Understand the concepts of cloud, hyperconvergence and software-defined infrastructure so that you can make the best decisions for your business.
Ask five technologists what cloud, hyperconvergence and software-defined infrastructure mean, and you will get five (or more) different answers. That’s because there are no standard definitions of these buzz words. You cannot ignore them. In fact, you need to understand these concepts so you can make the best decision for your business.
But how? I have found that the best approach may be to tell the story of the data center and how each of these trends can help balance data center risk with data center opportunities. What story you ask? Before I get started, I wanted to make one comment; there are many who have passionate, complex views on these trends but I will present my view in the simplest form. Read on.
There are three main hardware ingredients in a data center; servers, storage and networking. We all know about server virtualization. What if I told you that hyperconvergence (at its heart) is storage virtualization, and software-defined networking (at its heart) is network virtualization. So what is software-defined infrastructure? It’s the combination of virtualized servers, virtualized storage and virtualized networking. Simple? Here is the story of how all this happened.
Not too long ago, life in an x86 data center was less complex. Servers ran single workloads and storage was connected to servers and the outside world via networking. Servers were delivered by a server vendor, storage by a storage vendor and networking by a networking vendor. Very simple.
Chapter 1: Server virtualization on converged systems
Why virtualize you ask? Again, it’s simple. In fact, if you are reading this on a Windows-based computer, odds are that you are utilizing less than seven percent of your system’s processing power and 50 percent of its physical memory. That feels like a lot of waste (by the way, a simple Ctrl-Alt-Delete on a Lenovo computer will quickly show you these statistics via the Task Manager). Server virtualization lets users run more workloads per server so utilization goes up and waste goes down. The majority of data centers are leveraging server virtualization as today, most workloads can be virtualized — including very advanced applications such as the SAP HANA in-memory database and analytics software.
Ok, so what are converged systems? Its ends up that delivering virtualized x86 servers with all the infrastructure they need is quite complex, and to resolve this complexity, Lenovo, IBM, Cisco, NetApp, EMC and others started putting these systems together for customers.
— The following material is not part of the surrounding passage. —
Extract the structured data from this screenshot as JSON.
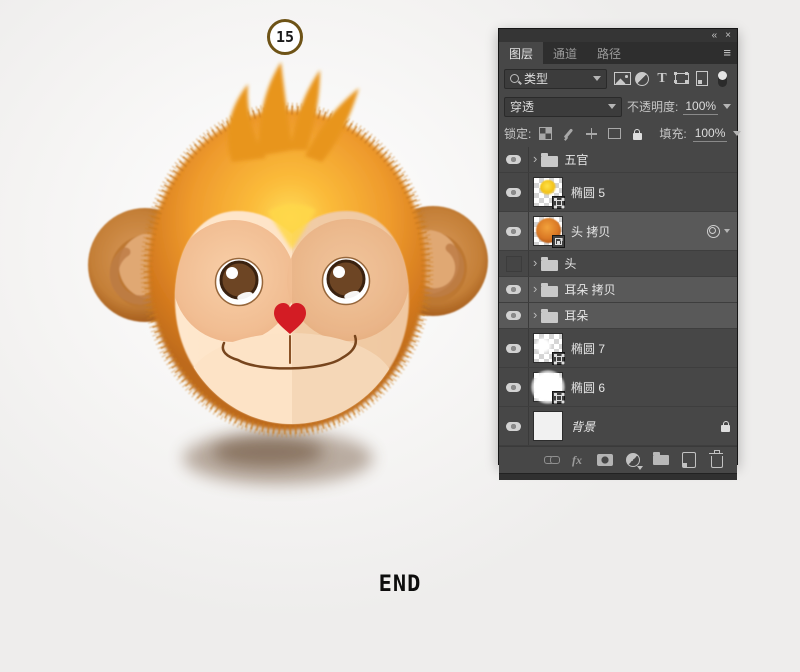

This greatly reduced the complexity and increased adoption of virtualization. So much that in 2014, the converged systems market segment was six billion USD and growing at 33 percent compound annual growth rate (CAGR). To put that into context, traditional infrastructure growth was materially flat.
Chapter 2: Storage virtualization on hyperconverged systems
While converged systems reduce the complexity and cost of virtualized servers, something else was needed. At the end of the day, sharing storage among servers is a basic virtualization requirement. This ignited the question, what if I could virtualize storage via software? And the answer, then I could save even more money while also removing complexity from my data center. A group of companies are doing just that (in different flavors). But how do I virtualize storage? And is there an ideal hardware platform for this type of storage virtualization?
That’s where hyperconverged systems come into play. Where a converged system combines virtualized servers, storage and networking in a 42U rack, hyperconverged systems can combine all that in a small 2U space (or 1/21st) of a 42U rack. Businesses can simply add as many of these hyperconverged systems together, virtualize the storage and off they go. Now that servers and storage are virtualized, data center cost and complexity is further reduced. Note that storage virtualization is sometimes also called software-defined storage. What’s next?
Chapter 3: Network virtualization on software-defined systems
The next logical choice is network virtualization. What exactly does that mean? Haven’t VMware and others already virtualized networks? The answer is yes, but only as an enabler for virtualized servers. Are there more cost savings to be had you ask? The answer is yes. Data centers acquire lots of switches — each potentially something that needs to be managed and can lead to complexity. What if you could use industry-standard switching hardware while controlling entire groups of switches from a single place (like an x86 server). This would lead to all sorts of benefits such as lower cost, better compatibility and less lock-in.
Software-defined networking technology holds that promise and is the final piece to a less complex and less costly data center. A system that has virtualized servers, virtualized storage and virtualized networking is often referred to as software-defined system. A data center-wide implementation (although none exists today) is referred to as software-defined data center.
This story is an over-simplification so as to explain IT trends and technologies in an easy way. Clearly, there are many nuances and differences on a deeper level in these technologies. That said, while the path to a software-defined data center holds real value for businesses, this is a journey. Businesses should put together a transformation plan that balances risk and opportunities as they execute these transitions. With all this transition, what remains steady is that x86 servers will continue to command greater importance and value in the data center. Your choice of the right x86 solution provider will play a key role towards a happy ending in your unique data center story. We hope you choose Lenovo systems.
David is the Director of Product Marketing in Lenovo Enterprise Business Group. He is a 15-year veteran in the technology industry with experience in servers, storage and networking. David has a master’s degree in Business Management (MBA) from the University of Chapel Hill, North Carolina.